1. Model good financial behavior
The first and most important thing to keep in mind is that children have a tendency to do what their parents or their elders do. Children are very observant, and often adopt and soak in many actions simply from watching their parents. Therefore, parents should model good financial behavior by showcasing positive financial habits and philosophies on a daily basis. This includes things like shopping on a set budget, using coupons and discount offers to pay less for goods, and making choices between new and used baby accessories, which can all make a huge impact on savings. Do your research to demonstrate the opportunity costs involved, and talk about money management.
2. Save for the future
The concept of saving to build a successful financial foundation is very common, but it can be difficult to implement as kids quickly become attracted to the latest items on the market.
Open a savings account for your child to which they contribute each week. At the end of each month, show them the monthly bank statement — this will motivate them to save more from their weekly pocket money. This is the first baby step toward setting your child up for a lifetime of good financial habits.
According to research by the University of Wisconsin-Madison, even preschoolers can learn basic financial concepts.
3. Involve them in shopping and budgeting
You can help your kids to learn constructive money habits by involving them in your weekly household goods shopping and in creating monthly budgets. During visits to the grocery stores and other shops, let children take charge of the shopping lists. Encourage them to choose the best products with value and use this situation to discuss spending, saving, planning, and more. Budgeting should be a part of yours, as well as your kid’s, life. The development of successful personal finance hinges on budgeting. Train kids to budget for every little thing.
4. Let them wait to buy something they want
This is the hardest lesson for every age group to learn, especially for teenage children. Parents should assist them in choosing things that they really need. Extra expenses will make them devalue the amount of money given to them.
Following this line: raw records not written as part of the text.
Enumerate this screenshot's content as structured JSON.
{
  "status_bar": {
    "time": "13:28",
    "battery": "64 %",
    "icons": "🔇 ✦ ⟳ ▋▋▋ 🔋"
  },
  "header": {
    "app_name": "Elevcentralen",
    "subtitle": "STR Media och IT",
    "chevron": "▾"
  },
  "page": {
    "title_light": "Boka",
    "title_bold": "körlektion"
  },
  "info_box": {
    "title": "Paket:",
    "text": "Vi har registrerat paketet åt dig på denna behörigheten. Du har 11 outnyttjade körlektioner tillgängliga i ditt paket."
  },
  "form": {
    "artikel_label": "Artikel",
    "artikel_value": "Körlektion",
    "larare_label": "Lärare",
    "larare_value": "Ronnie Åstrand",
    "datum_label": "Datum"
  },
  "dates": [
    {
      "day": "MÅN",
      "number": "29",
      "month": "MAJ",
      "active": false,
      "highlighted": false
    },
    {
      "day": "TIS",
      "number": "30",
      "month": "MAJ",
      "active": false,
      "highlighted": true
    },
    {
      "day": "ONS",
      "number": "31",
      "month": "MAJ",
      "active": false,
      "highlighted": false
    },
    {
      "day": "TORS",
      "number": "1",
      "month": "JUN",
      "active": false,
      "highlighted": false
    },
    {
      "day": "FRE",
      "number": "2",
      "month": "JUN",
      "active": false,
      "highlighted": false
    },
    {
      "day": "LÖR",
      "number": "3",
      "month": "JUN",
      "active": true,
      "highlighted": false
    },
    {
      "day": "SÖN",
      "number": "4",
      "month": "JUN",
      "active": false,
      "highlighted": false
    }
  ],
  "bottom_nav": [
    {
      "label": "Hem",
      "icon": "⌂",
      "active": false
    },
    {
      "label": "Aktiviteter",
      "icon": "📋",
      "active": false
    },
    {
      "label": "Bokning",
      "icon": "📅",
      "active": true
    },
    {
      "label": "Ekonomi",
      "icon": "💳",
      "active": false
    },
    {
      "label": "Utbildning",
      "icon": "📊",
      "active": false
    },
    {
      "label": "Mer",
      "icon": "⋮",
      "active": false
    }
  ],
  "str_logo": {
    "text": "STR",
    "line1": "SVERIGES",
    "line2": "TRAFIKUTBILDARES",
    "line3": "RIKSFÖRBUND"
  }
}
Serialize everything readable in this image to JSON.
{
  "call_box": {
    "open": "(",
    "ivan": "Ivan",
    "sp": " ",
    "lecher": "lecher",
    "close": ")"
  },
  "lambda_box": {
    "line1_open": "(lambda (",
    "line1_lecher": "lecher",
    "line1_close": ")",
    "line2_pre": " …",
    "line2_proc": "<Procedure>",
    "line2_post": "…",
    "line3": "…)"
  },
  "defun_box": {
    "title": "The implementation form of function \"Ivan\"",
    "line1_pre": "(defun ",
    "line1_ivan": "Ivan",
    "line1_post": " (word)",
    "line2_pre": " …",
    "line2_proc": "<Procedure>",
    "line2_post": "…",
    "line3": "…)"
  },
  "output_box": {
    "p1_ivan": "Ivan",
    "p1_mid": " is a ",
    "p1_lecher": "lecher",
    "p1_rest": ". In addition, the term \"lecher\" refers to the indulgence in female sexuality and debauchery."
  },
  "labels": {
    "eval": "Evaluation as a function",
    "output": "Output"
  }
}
“Money doesn’t grow on Trees” — this is the guide that every parent should use to raise financially responsible children. At an early age, kids need to learn that if they really want to buy something, they have to wait and save to buy it. Money lessons at this age set the tone for their future. Make them understand that going into a store doesn’t always mean you will buy something.
5. Let them make mistakes
Even if you believe that your child is about to waste their money on a toy or game they will be soon tired of, let them buy the item, because it might just teach them a lasting lesson. They will feel like they wasted money on toys they enjoyed only one or two times and will remember this in the future. So, let the kids do the work themselves, let them make mistakes and have fun. Explain how you learned from certain missteps in your own childhood.
Credit to: https://www.lifehack.org/391139/5-ways-teach-good-money-habits-your-kids